Work instruction → The data below must be returned in full and exactly.

════════

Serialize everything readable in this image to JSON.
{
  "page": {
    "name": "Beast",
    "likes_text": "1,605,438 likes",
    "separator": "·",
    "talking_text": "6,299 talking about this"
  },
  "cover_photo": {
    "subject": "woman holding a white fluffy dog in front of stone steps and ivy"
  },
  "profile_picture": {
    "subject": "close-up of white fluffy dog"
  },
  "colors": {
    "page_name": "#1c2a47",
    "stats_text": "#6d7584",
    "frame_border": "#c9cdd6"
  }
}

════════

Task result →
Serialize everything readable in this image to JSON.
{
  "page": {
    "name": "Beast",
    "likes_text": "1,605,438 likes",
    "separator": "·",
    "talking_text": "6,299 talking about this"
  },
  "cover_photo": {
    "subject": "woman holding a white fluffy dog in front of stone steps and ivy"
  },
  "profile_picture": {
    "subject": "close-up of white fluffy dog"
  },
  "colors": {
    "page_name": "#1c2a47",
    "stats_text": "#6d7584",
    "frame_border": "#c9cdd6"
  }
}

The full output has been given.